Since I’ve been getting a bunch of traffic to read about my rants about OCLC, I figured it was worth posting a pointer (which I hardly ever do) to Steffano Mazzocchi’s comments, where he sums up basically what I’m talking about in a very nice way.
OCLC can do exactly one of two things now:
- open up itself so that it becomes the de-facto centroid of an otherwise opened and more diverse ecosystem, where people are excited to contribute to them and not forced to.
- try to use all the power they have to stop others from competing with them and displace them.
The first one seems like the most risky one, but it’s really the second.
The first strategy will have OCLC first and foremost rethink their pricing strategies (librarians have to pay to contribute? really!?) and reconsider their place in a world where the center is a place you earn day-by-day and you don’t just inherit, with no additional merit, from the day before. But at least it earns you a survival chance that is much higher than zero, if only because your momentum is great and centroids in open markets tend to align with their previous centers, at least for a while, even when de-regulated.
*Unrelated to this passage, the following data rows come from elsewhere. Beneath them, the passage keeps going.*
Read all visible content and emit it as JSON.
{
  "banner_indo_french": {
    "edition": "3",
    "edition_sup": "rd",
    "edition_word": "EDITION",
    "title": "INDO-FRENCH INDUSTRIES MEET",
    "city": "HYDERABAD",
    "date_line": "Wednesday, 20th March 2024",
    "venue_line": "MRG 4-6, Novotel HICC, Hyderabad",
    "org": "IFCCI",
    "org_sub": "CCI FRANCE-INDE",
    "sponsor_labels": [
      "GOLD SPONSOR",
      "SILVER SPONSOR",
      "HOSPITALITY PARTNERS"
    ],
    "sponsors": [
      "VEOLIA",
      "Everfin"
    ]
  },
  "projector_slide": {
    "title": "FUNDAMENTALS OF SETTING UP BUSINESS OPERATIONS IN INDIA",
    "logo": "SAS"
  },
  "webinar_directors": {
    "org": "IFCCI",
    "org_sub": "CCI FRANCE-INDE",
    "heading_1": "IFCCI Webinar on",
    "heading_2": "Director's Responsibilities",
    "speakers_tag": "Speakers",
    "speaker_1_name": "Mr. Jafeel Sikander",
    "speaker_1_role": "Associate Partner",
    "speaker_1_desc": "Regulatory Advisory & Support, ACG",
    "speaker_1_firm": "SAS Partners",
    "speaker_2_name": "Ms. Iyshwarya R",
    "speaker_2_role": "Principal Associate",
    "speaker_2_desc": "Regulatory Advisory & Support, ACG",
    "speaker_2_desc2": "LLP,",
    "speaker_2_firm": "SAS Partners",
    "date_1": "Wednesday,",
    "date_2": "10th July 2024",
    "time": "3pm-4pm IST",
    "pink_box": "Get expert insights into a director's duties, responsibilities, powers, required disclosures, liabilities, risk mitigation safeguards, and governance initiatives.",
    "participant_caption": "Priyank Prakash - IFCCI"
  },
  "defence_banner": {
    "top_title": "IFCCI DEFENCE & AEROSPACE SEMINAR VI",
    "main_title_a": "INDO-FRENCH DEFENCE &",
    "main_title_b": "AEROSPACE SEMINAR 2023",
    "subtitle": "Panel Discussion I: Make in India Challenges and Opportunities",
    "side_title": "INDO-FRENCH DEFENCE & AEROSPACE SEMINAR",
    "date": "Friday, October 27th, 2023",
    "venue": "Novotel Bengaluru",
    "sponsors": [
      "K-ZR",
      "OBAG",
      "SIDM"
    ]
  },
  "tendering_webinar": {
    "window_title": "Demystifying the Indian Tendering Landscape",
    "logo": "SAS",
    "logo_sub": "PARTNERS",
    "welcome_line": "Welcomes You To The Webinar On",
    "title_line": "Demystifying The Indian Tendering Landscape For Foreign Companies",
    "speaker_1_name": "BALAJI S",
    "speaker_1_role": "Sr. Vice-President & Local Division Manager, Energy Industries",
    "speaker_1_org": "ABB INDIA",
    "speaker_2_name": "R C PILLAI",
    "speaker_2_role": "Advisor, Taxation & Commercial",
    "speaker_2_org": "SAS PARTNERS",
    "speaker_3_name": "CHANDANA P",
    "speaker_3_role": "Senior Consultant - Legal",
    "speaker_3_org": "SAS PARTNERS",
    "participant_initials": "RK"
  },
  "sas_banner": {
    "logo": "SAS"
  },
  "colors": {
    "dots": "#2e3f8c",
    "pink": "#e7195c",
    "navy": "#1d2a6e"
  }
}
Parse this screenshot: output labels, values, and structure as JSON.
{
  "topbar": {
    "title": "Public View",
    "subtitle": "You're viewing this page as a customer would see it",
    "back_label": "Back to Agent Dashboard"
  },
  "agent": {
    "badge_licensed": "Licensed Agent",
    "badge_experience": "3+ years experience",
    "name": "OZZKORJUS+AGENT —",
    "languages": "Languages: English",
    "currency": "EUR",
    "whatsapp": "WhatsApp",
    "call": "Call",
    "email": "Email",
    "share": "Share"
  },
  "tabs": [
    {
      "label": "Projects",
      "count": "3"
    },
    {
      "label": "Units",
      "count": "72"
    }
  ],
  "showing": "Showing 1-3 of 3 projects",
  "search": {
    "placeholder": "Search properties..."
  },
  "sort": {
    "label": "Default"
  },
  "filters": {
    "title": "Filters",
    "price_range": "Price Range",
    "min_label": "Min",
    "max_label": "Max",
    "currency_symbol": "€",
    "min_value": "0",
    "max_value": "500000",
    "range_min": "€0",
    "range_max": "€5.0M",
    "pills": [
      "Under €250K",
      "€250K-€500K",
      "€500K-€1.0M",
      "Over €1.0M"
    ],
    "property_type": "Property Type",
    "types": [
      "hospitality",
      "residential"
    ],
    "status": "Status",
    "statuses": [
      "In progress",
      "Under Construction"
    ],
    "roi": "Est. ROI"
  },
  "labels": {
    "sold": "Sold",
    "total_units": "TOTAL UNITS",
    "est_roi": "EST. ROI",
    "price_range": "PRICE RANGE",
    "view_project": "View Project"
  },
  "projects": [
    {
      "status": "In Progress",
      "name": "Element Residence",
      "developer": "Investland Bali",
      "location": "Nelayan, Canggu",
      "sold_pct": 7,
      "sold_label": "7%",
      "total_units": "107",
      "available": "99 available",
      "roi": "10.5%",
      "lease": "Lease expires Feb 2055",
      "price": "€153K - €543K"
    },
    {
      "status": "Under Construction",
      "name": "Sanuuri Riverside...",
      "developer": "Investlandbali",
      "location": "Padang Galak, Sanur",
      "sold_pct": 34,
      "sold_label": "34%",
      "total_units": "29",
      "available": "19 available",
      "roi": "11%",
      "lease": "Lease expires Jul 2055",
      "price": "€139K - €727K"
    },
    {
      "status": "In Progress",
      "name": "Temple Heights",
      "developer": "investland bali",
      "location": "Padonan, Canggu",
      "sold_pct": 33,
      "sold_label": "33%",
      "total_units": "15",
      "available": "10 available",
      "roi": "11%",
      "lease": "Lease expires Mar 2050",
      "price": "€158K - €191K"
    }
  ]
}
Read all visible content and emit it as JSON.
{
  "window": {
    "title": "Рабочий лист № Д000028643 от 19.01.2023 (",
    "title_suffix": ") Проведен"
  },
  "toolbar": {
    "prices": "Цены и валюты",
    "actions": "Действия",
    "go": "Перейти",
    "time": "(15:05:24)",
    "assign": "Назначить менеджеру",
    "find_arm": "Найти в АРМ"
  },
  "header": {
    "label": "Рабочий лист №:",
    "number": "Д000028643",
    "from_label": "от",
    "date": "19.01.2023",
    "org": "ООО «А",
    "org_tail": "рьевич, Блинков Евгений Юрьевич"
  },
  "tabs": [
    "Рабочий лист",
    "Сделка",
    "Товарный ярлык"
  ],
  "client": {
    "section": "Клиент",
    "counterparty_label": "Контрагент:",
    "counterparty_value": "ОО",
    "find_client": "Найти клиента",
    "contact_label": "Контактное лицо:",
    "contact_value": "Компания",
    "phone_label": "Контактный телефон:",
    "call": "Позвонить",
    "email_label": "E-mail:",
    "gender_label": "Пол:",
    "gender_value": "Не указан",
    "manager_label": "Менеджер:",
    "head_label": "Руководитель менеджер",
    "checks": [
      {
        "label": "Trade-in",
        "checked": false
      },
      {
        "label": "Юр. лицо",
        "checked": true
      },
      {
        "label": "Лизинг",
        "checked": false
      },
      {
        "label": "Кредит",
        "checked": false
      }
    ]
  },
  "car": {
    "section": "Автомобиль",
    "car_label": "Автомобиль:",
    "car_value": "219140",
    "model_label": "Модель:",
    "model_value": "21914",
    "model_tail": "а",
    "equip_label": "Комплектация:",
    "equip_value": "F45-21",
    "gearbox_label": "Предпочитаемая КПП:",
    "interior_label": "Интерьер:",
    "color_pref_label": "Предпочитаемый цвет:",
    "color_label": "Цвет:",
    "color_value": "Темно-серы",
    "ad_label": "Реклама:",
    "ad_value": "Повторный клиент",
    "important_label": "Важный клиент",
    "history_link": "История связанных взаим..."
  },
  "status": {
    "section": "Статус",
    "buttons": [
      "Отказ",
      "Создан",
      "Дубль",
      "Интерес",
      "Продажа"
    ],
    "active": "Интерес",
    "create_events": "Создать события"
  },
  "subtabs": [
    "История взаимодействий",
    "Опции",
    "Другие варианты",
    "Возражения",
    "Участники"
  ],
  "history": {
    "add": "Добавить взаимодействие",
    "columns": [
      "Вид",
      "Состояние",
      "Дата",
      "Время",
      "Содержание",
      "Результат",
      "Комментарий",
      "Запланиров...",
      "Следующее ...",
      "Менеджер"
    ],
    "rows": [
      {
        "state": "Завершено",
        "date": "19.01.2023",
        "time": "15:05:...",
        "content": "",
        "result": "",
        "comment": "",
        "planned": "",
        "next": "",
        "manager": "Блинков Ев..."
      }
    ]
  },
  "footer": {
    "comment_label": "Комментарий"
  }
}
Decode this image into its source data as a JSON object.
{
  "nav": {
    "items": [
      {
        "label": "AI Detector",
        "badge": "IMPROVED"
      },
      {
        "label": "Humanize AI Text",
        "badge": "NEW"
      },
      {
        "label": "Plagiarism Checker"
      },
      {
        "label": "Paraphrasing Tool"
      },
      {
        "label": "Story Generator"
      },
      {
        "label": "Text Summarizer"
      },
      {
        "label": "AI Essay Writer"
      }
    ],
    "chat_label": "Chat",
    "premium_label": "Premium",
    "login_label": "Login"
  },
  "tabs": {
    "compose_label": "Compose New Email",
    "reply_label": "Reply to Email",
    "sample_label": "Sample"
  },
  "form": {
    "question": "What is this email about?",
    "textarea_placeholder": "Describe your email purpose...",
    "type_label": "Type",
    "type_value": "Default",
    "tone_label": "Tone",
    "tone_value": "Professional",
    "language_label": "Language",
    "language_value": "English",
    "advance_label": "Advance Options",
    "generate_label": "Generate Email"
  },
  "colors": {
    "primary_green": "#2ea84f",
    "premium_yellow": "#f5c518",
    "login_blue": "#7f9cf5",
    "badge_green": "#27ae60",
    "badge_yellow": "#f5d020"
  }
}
The second strategy is really just buying some time: there is very little that OCLC owns (data wise) that cannot easily be replicated by the library world given enough incentives and coordination. Their new policy just tries to make it harder, by giving librarians enough rights to the data not to bother them and by hoping to stop the bleeding of their data into other competitive systems.